● **Required action**
Go through the data that follows and restate each line exactly as it reads.

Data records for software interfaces
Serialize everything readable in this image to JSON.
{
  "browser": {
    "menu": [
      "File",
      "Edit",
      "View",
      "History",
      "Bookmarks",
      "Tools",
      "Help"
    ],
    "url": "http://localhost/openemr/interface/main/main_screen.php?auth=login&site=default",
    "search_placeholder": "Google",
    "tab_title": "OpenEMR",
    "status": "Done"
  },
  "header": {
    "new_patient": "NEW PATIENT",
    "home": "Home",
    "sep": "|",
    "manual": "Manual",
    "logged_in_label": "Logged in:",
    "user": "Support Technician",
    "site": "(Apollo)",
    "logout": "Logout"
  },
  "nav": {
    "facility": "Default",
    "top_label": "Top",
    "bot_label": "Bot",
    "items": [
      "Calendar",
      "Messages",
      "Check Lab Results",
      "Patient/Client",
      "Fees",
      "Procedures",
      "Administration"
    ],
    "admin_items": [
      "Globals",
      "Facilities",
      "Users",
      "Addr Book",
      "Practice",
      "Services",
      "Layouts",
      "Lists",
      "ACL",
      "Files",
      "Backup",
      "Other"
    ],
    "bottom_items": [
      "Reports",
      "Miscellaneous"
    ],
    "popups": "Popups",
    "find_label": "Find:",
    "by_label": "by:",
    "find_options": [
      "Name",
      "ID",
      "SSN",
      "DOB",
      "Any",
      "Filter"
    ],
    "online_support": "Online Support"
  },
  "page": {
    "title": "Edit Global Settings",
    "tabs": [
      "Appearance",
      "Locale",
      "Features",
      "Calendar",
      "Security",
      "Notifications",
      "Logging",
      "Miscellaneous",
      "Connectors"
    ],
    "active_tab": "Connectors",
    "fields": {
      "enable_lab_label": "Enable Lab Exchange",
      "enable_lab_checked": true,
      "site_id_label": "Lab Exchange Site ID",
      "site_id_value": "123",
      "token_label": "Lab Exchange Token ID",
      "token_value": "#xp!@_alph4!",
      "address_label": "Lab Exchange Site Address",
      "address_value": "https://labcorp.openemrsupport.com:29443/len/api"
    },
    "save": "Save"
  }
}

● **The answer**
Serialize everything readable in this image to JSON.
{
  "browser": {
    "menu": [
      "File",
      "Edit",
      "View",
      "History",
      "Bookmarks",
      "Tools",
      "Help"
    ],
    "url": "http://localhost/openemr/interface/main/main_screen.php?auth=login&site=default",
    "search_placeholder": "Google",
    "tab_title": "OpenEMR",
    "status": "Done"
  },
  "header": {
    "new_patient": "NEW PATIENT",
    "home": "Home",
    "sep": "|",
    "manual": "Manual",
    "logged_in_label": "Logged in:",
    "user": "Support Technician",
    "site": "(Apollo)",
    "logout": "Logout"
  },
  "nav": {
    "facility": "Default",
    "top_label": "Top",
    "bot_label": "Bot",
    "items": [
      "Calendar",
      "Messages",
      "Check Lab Results",
      "Patient/Client",
      "Fees",
      "Procedures",
      "Administration"
    ],
    "admin_items": [
      "Globals",
      "Facilities",
      "Users",
      "Addr Book",
      "Practice",
      "Services",
      "Layouts",
      "Lists",
      "ACL",
      "Files",
      "Backup",
      "Other"
    ],
    "bottom_items": [
      "Reports",
      "Miscellaneous"
    ],
    "popups": "Popups",
    "find_label": "Find:",
    "by_label": "by:",
    "find_options": [
      "Name",
      "ID",
      "SSN",
      "DOB",
      "Any",
      "Filter"
    ],
    "online_support": "Online Support"
  },
  "page": {
    "title": "Edit Global Settings",
    "tabs": [
      "Appearance",
      "Locale",
      "Features",
      "Calendar",
      "Security",
      "Notifications",
      "Logging",
      "Miscellaneous",
      "Connectors"
    ],
    "active_tab": "Connectors",
    "fields": {
      "enable_lab_label": "Enable Lab Exchange",
      "enable_lab_checked": true,
      "site_id_label": "Lab Exchange Site ID",
      "site_id_value": "123",
      "token_label": "Lab Exchange Token ID",
      "token_value": "#xp!@_alph4!",
      "address_label": "Lab Exchange Site Address",
      "address_value": "https://labcorp.openemrsupport.com:29443/len/api"
    },
    "save": "Save"
  }
}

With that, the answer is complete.